These strategies do not solve the problem. They make it worse.

Consider what happened to David, the great Old Testament king of Israel. One night, he was blindsided by temptation. He fell into the sin of adultery, and even used murder to try to cover up his sin.

For several months, he lived in denial, stubbornly refusing to repent. This was a bad strategy, as he later admitted. “When I kept silent, my bones wasted away through my groaning all day long. For day and night your hand was heavy upon me; my strength was sapped as in the heat of summer.” (Psalm 32:3-4).

David’s main problem was sin. He had broken God’s law.

The main problem in your life is sin. Every person is guilty of sin and deserves God’s punishment. St. Paul wrote in Romans 3:12, “All have turned away, they have together become worthless; there is no one who does good, not even one.”

Denial does not solve the problem of sin.

Eventually the Lord sent the prophet Nathan to David to call him to repentance. David later wrote in Psalm 32:5, “Then I acknowledged my sin to you and did not cover up my iniquity. I said, ‘I will confess my transgressions to the Lord’– and you forgave the guilt of my sin.” (Read the whole story in 2 Samuel 11-12; Psalms 51 and 32.)

David was knocked down by sin and couldn’t get up by his own power. Neither can you.

One thousand years after David’s time, the eternal Son of God came into the world as a man. Jesus did what no one else could do — he lived a holy and sinless life on earth. He gave his life on the cross as the perfect sacrifice to take away the guilt of all sins.

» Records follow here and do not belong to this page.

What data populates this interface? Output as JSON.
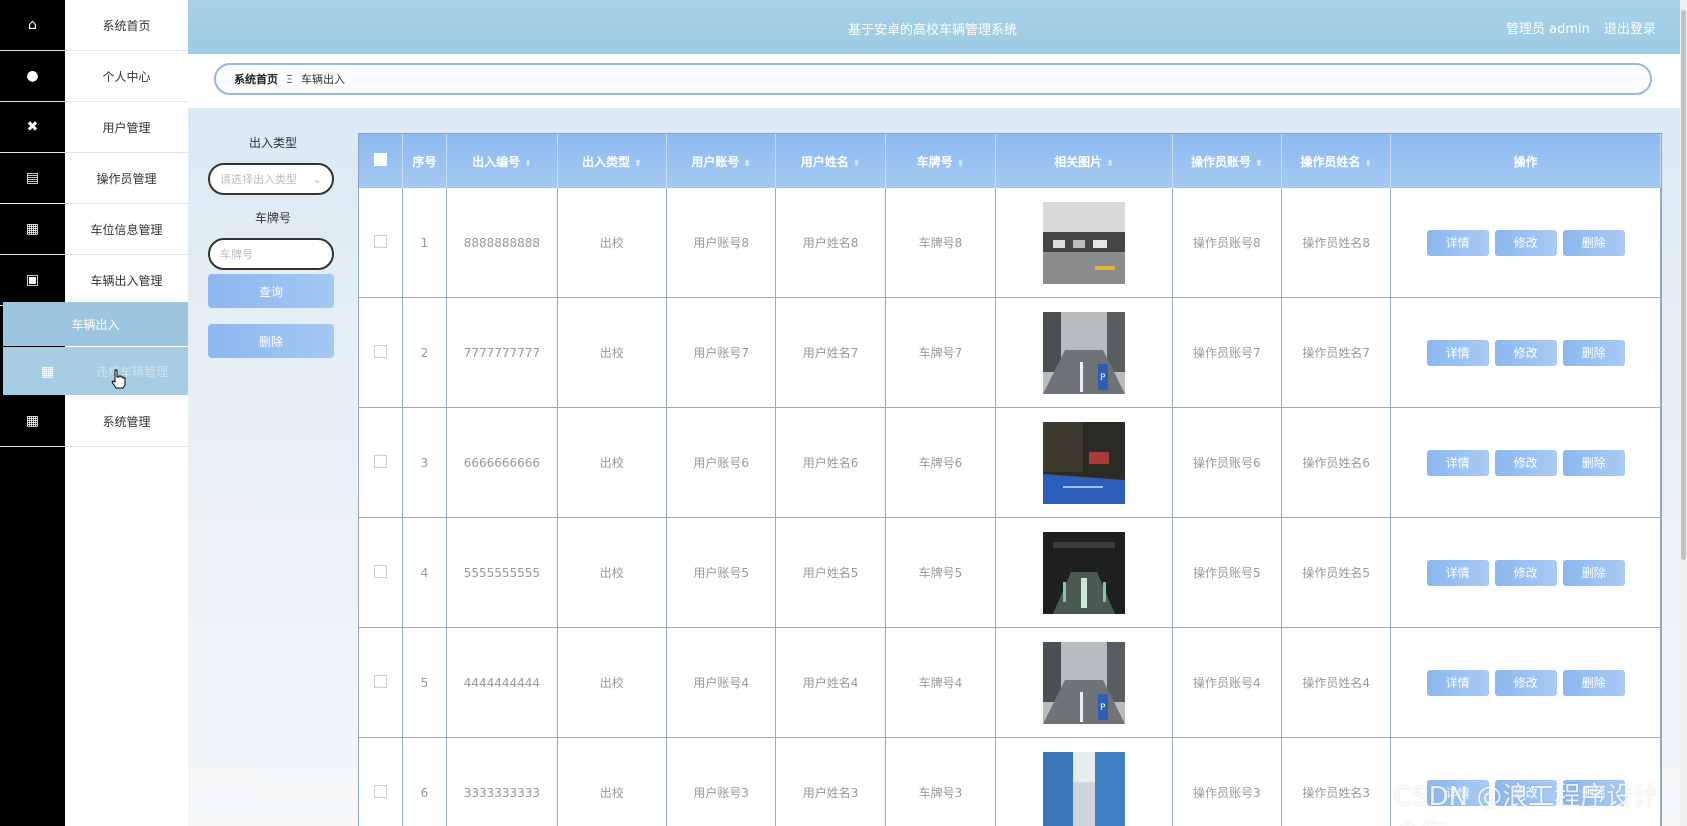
{
  "header": {
    "title": "基于安卓的高校车辆管理系统",
    "user": "管理员 admin",
    "logout": "退出登录"
  },
  "sidebar": {
    "items": [
      {
        "label": "系统首页",
        "icon": "home-icon",
        "glyph": "⌂"
      },
      {
        "label": "个人中心",
        "icon": "user-icon",
        "glyph": "●"
      },
      {
        "label": "用户管理",
        "icon": "users-icon",
        "glyph": "✖"
      },
      {
        "label": "操作员管理",
        "icon": "chart-icon",
        "glyph": "▤"
      },
      {
        "label": "车位信息管理",
        "icon": "grid-icon",
        "glyph": "▦"
      },
      {
        "label": "车辆出入管理",
        "icon": "clipboard-icon",
        "glyph": "▣"
      }
    ],
    "open_submenu": "车辆出入",
    "hover_item": "违规车辆管理",
    "last_item": {
      "label": "系统管理",
      "icon": "grid-icon",
      "glyph": "▦"
    }
  },
  "breadcrumb": {
    "home": "系统首页",
    "separator": "Ξ",
    "current": "车辆出入"
  },
  "filters": {
    "type_label": "出入类型",
    "type_placeholder": "请选择出入类型",
    "plate_label": "车牌号",
    "plate_placeholder": "车牌号",
    "search_button": "查询",
    "delete_button": "删除"
  },
  "table": {
    "columns": [
      "序号",
      "出入编号",
      "出入类型",
      "用户账号",
      "用户姓名",
      "车牌号",
      "相关图片",
      "操作员账号",
      "操作员姓名",
      "操作"
    ],
    "actions": {
      "detail": "详情",
      "edit": "修改",
      "delete": "删除"
    },
    "rows": [
      {
        "no": "1",
        "code": "8888888888",
        "type": "出校",
        "account": "用户账号8",
        "name": "用户姓名8",
        "plate": "车牌号8",
        "op_account": "操作员账号8",
        "op_name": "操作员姓名8",
        "img": "garage"
      },
      {
        "no": "2",
        "code": "7777777777",
        "type": "出校",
        "account": "用户账号7",
        "name": "用户姓名7",
        "plate": "车牌号7",
        "op_account": "操作员账号7",
        "op_name": "操作员姓名7",
        "img": "road"
      },
      {
        "no": "3",
        "code": "6666666666",
        "type": "出校",
        "account": "用户账号6",
        "name": "用户姓名6",
        "plate": "车牌号6",
        "op_account": "操作员账号6",
        "op_name": "操作员姓名6",
        "img": "night"
      },
      {
        "no": "4",
        "code": "5555555555",
        "type": "出校",
        "account": "用户账号5",
        "name": "用户姓名5",
        "plate": "车牌号5",
        "op_account": "操作员账号5",
        "op_name": "操作员姓名5",
        "img": "dark"
      },
      {
        "no": "5",
        "code": "4444444444",
        "type": "出校",
        "account": "用户账号4",
        "name": "用户姓名4",
        "plate": "车牌号4",
        "op_account": "操作员账号4",
        "op_name": "操作员姓名4",
        "img": "road"
      },
      {
        "no": "6",
        "code": "3333333333",
        "type": "出校",
        "account": "用户账号3",
        "name": "用户姓名3",
        "plate": "车牌号3",
        "op_account": "操作员账号3",
        "op_name": "操作员姓名3",
        "img": "tunnel"
      }
    ]
  },
  "watermark": "CSDN @浪工程序设计合作",
  "colors": {
    "header": "#9ccbe3",
    "accent": "#8bb8f0",
    "rail": "#000000"
  }
}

Sin, your greatest problem, is solved. By faith in Jesus, you are forgiven and have the gift of eternal life.

Temptation, doubt, and troubles are still out there trying to blindside you. But so is the Lord Jesus. He will lead and guide you, just as he did David, who wrote, “The Lord is my shepherd, I shall not be in want. He makes me lie down in green pastures, he leads me beside quiet waters, he restores my soul. He guides me in paths of righteousness for his name’s sake” (Psalm 23:1-3).

You can rest secure in the hands of Jesus.